With a proposed deregulation of the tertiary fees system promising to pass through the Senate, education is one step closer to becoming a debt sentence for aspiring university goers with fees jumping an incremental 28.4% YoY from 2015 to 2016.
You would think that the gradual increase in ratio acceptance of international students affording astronomical fees would cover some of the existing financial backlash to domestic students. Yet increasing fee percentages show no sign of leveling out.
To throw wood in the fire, plans to burden students with real interest on loans may just be Abbott-Pyne’s bait-and-switch strategy to ease the public into coming to terms with current and expected increases. It could be worse, we’re told.
Easy enough to say coming from a handful of ‘honest’ voices whose own tertiary experience was fully funded!
Admittedly, though, our politicians have a lot on their plate. Australia can’t compete by the numbers. Our manufacturing sector is flushing down the drain. Farmers are still having a dry run. Retail is struggling to compete with digital migration and technology. And our tech sector is still tailing Silicon Valley and China. Labour largely needs extensive retraining for migration into other industries and Australia looks to maintain the economies only comparative advantage as a “leading hub for scientific research and innovation”. So what are they doing increasing education limitations? Will we still be a leading scientific hub in the next decade when only the 3% can afford higher education?
Notwithstanding, soaring property prices inflated by Chinese coin remain a top revenue source. Australia’s leading priority in attracting global investment is fuelled by investors who still look here for our excellent lifestyle, education and healthcare benefits. One less incentive for a leading agenda as education goes off the list.
I just can’t quite grasp the logic behind the bipartisan politics. But I can all but expect that by the time my teenager is of age, tertiary education will only be a place for the 3%.
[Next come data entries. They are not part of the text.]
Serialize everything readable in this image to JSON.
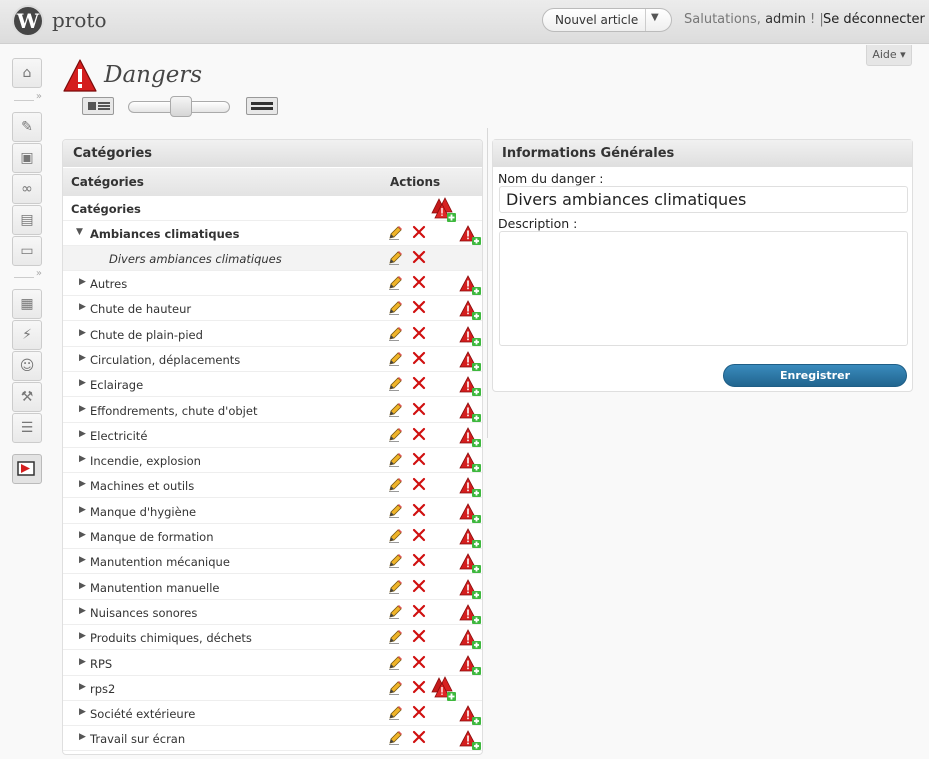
{
  "topbar": {
    "site_title": "proto",
    "new_article": "Nouvel article",
    "greeting": "Salutations,",
    "username": "admin",
    "greeting_end": "! |",
    "logout": "Se déconnecter",
    "help": "Aide ▾"
  },
  "page": {
    "title": "Dangers"
  },
  "categories_panel": {
    "title": "Catégories",
    "col_categories": "Catégories",
    "col_actions": "Actions",
    "root_label": "Catégories",
    "expanded_category": "Ambiances climatiques",
    "sub_item": "Divers ambiances climatiques",
    "items": [
      "Autres",
      "Chute de hauteur",
      "Chute de plain-pied",
      "Circulation, déplacements",
      "Eclairage",
      "Effondrements, chute d'objet",
      "Electricité",
      "Incendie, explosion",
      "Machines et outils",
      "Manque d'hygiène",
      "Manque de formation",
      "Manutention mécanique",
      "Manutention manuelle",
      "Nuisances sonores",
      "Produits chimiques, déchets",
      "RPS",
      "rps2",
      "Société extérieure",
      "Travail sur écran"
    ]
  },
  "info_panel": {
    "title": "Informations Générales",
    "name_label": "Nom du danger :",
    "name_value": "Divers ambiances climatiques",
    "description_label": "Description :",
    "description_value": "",
    "save_button": "Enregistrer"
  },
  "colors": {
    "accent_blue": "#21658f",
    "danger_red": "#cc1111",
    "add_green": "#2aa52a"
  }
}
Now Labor has taken responsibility for the repercussions of a debt spiral by lobbying against the Abbott governments’ plans to deregulate tertiary education, but is it too late?
It might not be. Get up and sign the petition to take action here.